WHAT THE TASK ASKS: Reproduce the entries exactly and omit the pictures.

INPUT RECORDS:
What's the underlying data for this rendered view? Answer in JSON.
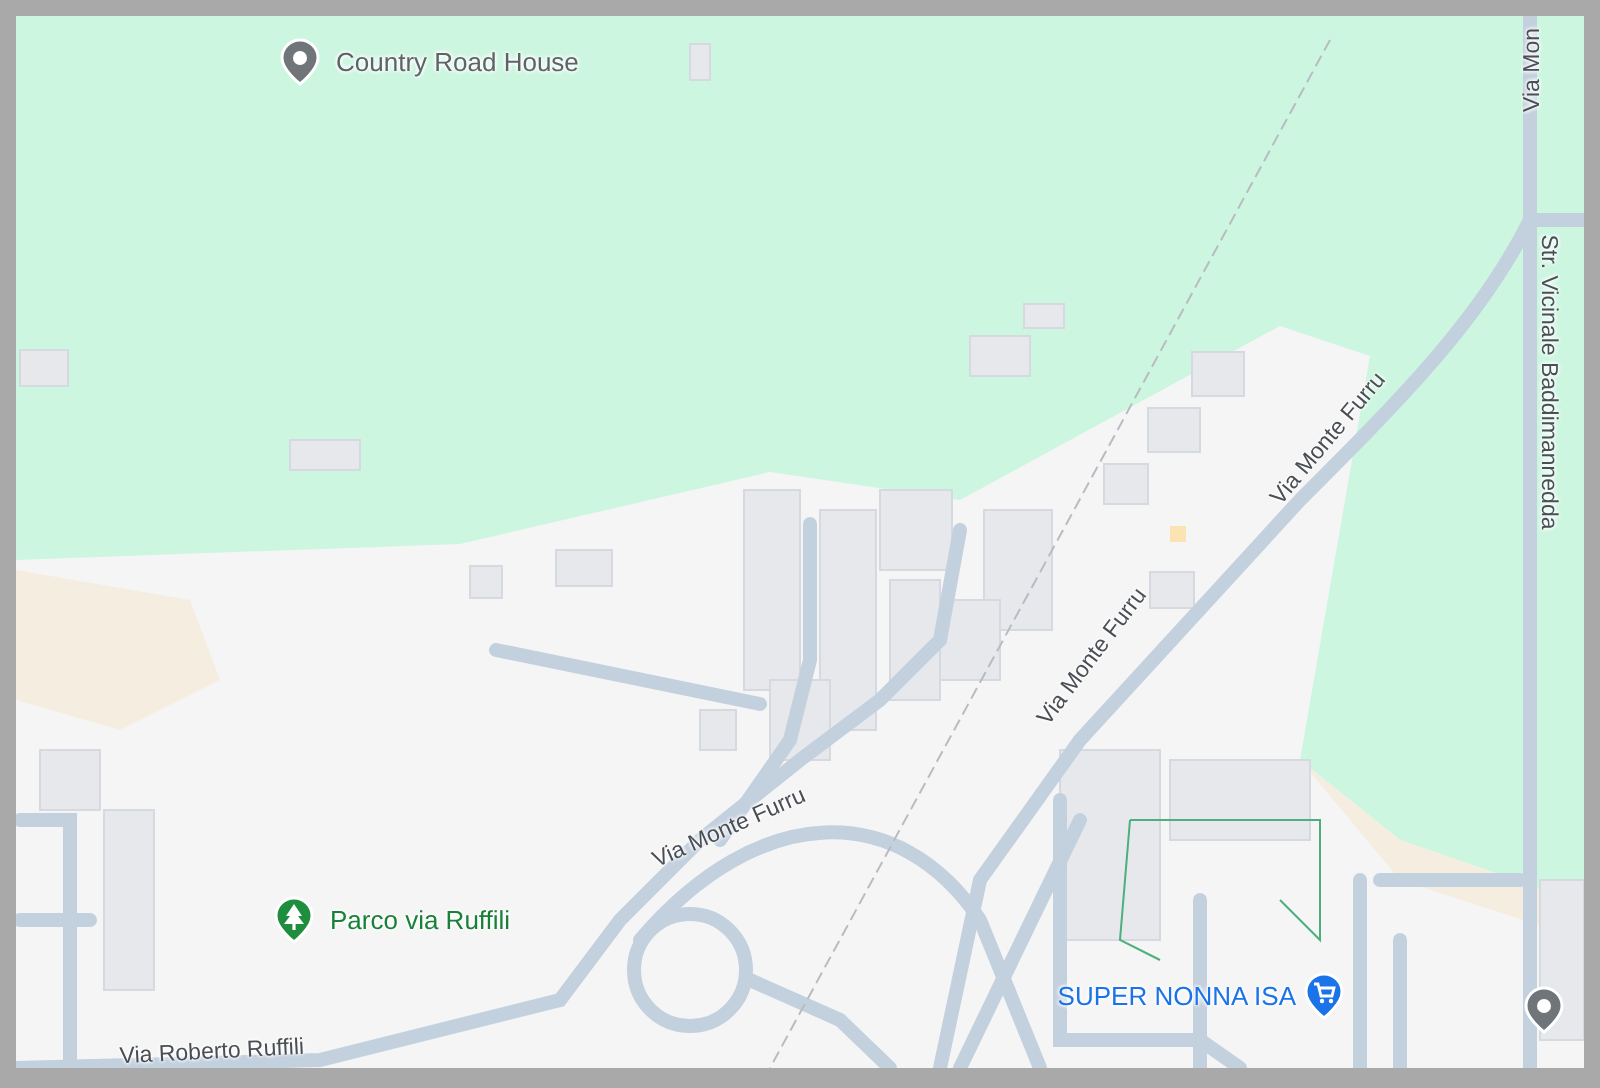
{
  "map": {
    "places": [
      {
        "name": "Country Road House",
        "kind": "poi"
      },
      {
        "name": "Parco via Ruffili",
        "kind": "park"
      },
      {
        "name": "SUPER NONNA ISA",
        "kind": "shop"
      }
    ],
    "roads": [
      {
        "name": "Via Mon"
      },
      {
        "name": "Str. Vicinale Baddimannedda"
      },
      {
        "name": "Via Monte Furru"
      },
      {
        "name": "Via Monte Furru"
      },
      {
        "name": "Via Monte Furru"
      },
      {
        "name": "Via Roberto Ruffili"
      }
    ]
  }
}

RESPONSE TO THE EXERCISE:
What's the underlying data for this rendered view? Answer in JSON.
{
  "map": {
    "places": [
      {
        "name": "Country Road House",
        "kind": "poi"
      },
      {
        "name": "Parco via Ruffili",
        "kind": "park"
      },
      {
        "name": "SUPER NONNA ISA",
        "kind": "shop"
      }
    ],
    "roads": [
      {
        "name": "Via Mon"
      },
      {
        "name": "Str. Vicinale Baddimannedda"
      },
      {
        "name": "Via Monte Furru"
      },
      {
        "name": "Via Monte Furru"
      },
      {
        "name": "Via Monte Furru"
      },
      {
        "name": "Via Roberto Ruffili"
      }
    ]
  }
}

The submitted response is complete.